TO DO: Only lines that contain the word "content" belong in the answer; copy them from the records below.
** RECORDS TO USE follows **
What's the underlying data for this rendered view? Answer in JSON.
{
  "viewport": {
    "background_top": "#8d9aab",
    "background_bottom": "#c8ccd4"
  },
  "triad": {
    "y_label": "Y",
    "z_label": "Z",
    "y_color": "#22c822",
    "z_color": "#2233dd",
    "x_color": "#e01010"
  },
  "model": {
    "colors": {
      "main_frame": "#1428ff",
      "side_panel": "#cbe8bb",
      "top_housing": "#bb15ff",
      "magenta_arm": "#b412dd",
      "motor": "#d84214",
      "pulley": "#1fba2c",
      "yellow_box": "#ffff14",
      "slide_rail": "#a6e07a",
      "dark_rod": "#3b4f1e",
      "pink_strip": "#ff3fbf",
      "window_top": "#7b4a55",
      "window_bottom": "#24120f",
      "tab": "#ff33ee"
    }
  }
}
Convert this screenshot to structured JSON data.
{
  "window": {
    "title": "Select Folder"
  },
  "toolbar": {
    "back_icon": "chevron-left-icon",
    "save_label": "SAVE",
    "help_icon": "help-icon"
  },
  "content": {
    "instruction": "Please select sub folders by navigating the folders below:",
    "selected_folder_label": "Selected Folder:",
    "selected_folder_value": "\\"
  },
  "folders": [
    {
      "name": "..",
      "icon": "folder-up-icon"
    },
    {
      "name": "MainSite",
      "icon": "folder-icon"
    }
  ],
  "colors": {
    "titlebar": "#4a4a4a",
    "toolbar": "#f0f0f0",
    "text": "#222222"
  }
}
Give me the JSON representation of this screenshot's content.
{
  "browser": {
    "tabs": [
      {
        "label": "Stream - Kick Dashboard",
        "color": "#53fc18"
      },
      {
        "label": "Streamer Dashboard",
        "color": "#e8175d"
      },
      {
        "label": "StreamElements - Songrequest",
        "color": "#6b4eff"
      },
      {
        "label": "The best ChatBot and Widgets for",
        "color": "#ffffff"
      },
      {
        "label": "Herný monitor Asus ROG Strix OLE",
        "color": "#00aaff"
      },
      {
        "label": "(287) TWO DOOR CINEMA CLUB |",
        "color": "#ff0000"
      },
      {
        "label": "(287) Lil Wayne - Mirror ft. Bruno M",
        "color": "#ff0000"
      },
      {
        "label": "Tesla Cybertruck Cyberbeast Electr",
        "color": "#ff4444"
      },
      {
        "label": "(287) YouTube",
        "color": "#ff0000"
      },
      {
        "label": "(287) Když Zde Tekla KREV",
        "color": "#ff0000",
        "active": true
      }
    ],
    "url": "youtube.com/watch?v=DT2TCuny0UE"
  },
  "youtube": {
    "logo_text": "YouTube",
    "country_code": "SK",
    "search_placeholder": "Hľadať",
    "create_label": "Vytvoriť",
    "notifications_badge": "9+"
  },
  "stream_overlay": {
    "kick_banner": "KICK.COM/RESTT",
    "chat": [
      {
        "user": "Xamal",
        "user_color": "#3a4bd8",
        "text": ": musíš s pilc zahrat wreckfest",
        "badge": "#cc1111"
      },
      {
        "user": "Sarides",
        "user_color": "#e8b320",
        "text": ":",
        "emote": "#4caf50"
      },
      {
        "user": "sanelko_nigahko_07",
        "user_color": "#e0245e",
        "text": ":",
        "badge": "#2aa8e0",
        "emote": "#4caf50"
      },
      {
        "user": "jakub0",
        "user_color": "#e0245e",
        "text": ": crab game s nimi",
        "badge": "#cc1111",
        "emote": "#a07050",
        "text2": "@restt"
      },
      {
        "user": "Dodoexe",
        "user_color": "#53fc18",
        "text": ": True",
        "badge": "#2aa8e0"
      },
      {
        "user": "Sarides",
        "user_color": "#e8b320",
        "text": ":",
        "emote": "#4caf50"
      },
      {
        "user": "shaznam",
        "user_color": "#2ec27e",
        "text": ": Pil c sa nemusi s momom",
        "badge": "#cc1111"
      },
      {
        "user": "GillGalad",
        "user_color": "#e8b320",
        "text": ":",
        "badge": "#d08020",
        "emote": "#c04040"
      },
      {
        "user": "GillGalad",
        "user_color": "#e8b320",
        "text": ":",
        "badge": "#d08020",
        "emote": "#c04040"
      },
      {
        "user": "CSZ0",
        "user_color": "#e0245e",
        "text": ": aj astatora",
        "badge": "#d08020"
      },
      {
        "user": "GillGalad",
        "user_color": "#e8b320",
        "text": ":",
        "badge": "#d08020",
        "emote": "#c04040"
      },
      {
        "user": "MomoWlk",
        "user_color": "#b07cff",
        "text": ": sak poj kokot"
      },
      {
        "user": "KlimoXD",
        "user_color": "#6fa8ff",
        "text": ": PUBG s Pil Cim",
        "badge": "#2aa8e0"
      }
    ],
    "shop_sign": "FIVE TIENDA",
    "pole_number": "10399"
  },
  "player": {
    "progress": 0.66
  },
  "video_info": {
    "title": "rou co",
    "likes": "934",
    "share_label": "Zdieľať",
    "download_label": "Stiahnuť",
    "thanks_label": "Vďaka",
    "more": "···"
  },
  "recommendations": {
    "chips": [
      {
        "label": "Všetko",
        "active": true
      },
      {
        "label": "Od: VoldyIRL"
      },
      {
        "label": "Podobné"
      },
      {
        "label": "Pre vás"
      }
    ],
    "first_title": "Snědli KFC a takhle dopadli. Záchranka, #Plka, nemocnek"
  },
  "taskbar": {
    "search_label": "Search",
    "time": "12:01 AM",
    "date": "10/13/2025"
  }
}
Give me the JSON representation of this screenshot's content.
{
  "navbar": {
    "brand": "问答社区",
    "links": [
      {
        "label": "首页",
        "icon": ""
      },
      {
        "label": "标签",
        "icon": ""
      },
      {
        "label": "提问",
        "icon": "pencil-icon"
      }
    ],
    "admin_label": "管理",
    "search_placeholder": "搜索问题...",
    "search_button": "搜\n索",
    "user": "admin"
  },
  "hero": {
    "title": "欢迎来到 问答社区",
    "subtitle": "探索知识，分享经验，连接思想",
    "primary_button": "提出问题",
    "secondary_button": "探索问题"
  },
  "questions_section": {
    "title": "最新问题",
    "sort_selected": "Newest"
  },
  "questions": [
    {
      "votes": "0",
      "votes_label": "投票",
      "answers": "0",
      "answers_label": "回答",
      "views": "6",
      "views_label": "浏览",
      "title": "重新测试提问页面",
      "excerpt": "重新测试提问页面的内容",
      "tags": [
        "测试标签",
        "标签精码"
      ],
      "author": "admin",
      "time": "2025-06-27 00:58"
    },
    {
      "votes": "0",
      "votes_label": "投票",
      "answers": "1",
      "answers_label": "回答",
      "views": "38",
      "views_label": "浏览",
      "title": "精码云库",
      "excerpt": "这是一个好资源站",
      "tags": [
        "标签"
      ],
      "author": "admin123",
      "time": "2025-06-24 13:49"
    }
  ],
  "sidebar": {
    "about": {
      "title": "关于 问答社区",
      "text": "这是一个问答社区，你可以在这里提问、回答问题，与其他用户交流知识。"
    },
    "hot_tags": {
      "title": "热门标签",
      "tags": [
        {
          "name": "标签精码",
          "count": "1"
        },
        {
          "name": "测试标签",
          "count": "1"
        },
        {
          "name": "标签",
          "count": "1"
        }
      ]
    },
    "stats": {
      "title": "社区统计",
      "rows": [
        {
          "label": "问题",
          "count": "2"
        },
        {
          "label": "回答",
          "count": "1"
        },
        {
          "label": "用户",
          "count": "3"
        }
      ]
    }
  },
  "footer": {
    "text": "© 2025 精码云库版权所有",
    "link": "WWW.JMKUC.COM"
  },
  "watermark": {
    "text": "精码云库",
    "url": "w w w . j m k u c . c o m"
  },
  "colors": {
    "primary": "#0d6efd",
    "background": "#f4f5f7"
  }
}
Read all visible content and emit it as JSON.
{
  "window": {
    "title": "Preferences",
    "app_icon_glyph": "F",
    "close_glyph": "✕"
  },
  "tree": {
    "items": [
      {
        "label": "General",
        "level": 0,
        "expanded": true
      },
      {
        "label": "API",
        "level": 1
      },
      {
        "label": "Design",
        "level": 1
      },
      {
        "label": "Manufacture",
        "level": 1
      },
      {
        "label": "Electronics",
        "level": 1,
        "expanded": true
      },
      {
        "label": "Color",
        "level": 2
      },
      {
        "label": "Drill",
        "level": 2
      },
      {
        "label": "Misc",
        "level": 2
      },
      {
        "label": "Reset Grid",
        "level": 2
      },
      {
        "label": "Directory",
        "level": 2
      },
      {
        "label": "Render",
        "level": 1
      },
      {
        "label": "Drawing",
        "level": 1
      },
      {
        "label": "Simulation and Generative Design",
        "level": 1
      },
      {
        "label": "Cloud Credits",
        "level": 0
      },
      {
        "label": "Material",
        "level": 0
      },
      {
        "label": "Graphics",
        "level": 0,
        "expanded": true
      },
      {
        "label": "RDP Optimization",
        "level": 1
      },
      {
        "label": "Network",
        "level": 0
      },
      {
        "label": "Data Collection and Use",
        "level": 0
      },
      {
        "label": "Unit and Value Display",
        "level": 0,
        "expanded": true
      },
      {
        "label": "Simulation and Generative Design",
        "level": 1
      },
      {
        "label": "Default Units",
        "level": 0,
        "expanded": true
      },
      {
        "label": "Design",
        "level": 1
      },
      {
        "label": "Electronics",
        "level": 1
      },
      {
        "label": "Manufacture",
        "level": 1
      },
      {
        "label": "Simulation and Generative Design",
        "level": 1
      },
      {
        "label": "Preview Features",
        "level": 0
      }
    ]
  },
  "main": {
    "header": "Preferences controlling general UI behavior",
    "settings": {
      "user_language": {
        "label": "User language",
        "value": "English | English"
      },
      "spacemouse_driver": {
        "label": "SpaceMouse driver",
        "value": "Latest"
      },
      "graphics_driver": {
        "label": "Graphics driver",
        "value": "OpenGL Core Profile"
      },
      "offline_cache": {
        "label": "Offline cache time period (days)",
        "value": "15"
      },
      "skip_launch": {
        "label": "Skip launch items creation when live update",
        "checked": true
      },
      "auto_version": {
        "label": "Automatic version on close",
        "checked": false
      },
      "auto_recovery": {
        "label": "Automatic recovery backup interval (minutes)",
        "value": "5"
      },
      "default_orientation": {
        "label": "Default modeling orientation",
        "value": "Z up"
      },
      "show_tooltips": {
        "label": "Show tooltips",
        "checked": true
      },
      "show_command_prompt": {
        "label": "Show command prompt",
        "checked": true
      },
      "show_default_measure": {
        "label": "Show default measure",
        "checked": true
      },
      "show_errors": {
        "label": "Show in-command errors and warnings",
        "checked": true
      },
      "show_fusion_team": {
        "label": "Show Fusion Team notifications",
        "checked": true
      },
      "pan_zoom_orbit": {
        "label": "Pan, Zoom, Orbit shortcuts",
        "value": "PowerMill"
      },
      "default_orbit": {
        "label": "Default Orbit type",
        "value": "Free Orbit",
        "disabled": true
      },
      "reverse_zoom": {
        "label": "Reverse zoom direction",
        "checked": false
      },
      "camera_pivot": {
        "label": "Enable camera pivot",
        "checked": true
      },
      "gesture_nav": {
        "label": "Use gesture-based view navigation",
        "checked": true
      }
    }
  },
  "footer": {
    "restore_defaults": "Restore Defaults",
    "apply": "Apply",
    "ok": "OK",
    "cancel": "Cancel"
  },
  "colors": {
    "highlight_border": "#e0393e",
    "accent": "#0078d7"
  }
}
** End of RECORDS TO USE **
TASK OUTPUT:
  "content": {
Give me the JSON representation of this screenshot's content.
Give me the JSON representation of this screenshot's content.
Read all visible content and emit it as JSON.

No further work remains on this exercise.